For more information about the application process, contact the Science and Engineering Faculty Research Scholarships Office.
About the scholarship
Valued at $150,000, this scholarship will be awarded for the first time in June 2018, and will be offered every four years.
Funded by the Bryan Foundation, the scholarship aligns with the foundation’s vision to support and empower people through education. It aims to advance the understanding of Queensland Earth sciences by addressing globally significant problems leading to high-impact outcomes.
About Emeritus Professor W.H Bryan
This scholarship commemorates the legacy of Walter Heywood (W.H.) Bryan MC (1891-1966), an Australian geologist, educator and decorated World War I military veteran who served at Gallipoli, in Egypt, and in France on the Western Front. He was awarded the Military Cross for conspicuous heroism under fire, and in 1919 pursued postgraduate study at Cambridge University.
Emeritus Professor W.H. Bryan established the University of Queensland Seismology Station under the building that is now home to QUT Chancellery and in 1926 he became the first student at the University of Queensland to receive a Doctor of Science (D.Sc.) degree. Later in his career he became the second Professor of the Department of Geology at the University of Queensland in 1948.
The contribution made by Emeritus Professor Bryan to the understanding of Queensland’s geology, tertiary education and the wellbeing of society was fundamental, impactful and diverse.
His public lectures covered topics including the origins of the earth, coral reefs and prehistoric man. His geological interests were strongest in the origin of, and the relationship between, continents and oceans, and his doctoral thesis explored earth movements in Queensland.
Throughout his career Emeritus Professor Bryan held many prominent leadership positions including:
- President of the Royal Society of Queensland in 1925 and 1945
- Founder and Officer in Charge of the UQ Seismology Station for many years
- A pioneer of research into seismic activity in Queensland who inspired benefactors to donate seismographs to the University of Queensland to enable greater study of seismic activity within the State and overseas. This is the second longest running UQ experiment to date.
- President of the Queensland Naturalists Club in 1937
- W.B. Clarke Memorial Lecturer of the Royal Society of New South Wales in 1944
- President of the Geological section of ANZAAS in 1946
- A foundation member and first Chairman of the Queensland division of the Geological Society of Australia
- Vice Chairman of University of Queensland's War Memorial Committee following WW1, and a representative of the UQ Senate on the Soldiers' Children Education Board following WW2
- Deputy Chairman of the Great Barrier Reef Committee for many years

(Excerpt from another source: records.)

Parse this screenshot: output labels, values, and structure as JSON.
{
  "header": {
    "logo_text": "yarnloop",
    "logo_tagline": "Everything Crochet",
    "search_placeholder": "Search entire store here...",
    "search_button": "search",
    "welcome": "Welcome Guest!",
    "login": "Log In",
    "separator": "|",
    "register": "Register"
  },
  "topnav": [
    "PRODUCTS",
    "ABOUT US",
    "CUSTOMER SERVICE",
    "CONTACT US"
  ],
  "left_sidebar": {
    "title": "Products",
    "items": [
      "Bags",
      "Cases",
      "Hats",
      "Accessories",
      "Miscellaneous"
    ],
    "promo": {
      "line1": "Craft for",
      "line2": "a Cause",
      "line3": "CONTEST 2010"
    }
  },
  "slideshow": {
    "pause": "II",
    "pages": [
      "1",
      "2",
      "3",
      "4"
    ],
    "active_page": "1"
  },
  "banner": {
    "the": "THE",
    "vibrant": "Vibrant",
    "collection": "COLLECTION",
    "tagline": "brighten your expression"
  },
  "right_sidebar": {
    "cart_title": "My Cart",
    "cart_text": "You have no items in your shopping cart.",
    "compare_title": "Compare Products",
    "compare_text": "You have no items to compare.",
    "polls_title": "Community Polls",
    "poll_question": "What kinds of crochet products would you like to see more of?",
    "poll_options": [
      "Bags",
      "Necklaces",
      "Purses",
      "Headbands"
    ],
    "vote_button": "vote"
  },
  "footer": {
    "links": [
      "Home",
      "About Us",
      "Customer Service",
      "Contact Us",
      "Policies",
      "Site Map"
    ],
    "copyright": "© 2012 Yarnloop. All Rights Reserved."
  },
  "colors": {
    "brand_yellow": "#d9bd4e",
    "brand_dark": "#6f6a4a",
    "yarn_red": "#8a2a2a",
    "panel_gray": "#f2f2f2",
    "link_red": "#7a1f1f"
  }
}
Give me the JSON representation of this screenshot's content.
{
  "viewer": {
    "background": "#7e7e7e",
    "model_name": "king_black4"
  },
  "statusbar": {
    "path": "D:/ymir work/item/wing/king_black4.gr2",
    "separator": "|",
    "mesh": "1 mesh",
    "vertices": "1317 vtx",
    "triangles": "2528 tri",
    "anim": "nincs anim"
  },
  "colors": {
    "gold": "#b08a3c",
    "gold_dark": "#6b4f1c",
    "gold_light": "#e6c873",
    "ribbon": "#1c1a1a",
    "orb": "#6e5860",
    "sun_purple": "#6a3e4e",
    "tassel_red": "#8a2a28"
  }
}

- Royal Society of Queensland journal editor
- Patron of the Gemological Association of Queensland.
Emeritus Professor Bryan published almost 60 papers during his career. He retired from the University of Queensland in 1959 and become an Emeritus Professor in his retirement. He was still writing papers on spherulites, and reviewing the work of others, just prior to his death in 1966.
The UQ Seismology Station that he started continues at Mount Nebo in Brisbane to this day. In 1991, the University of Queensland W.H. Bryan Mining and Geology Research Centre was established and named in his honour.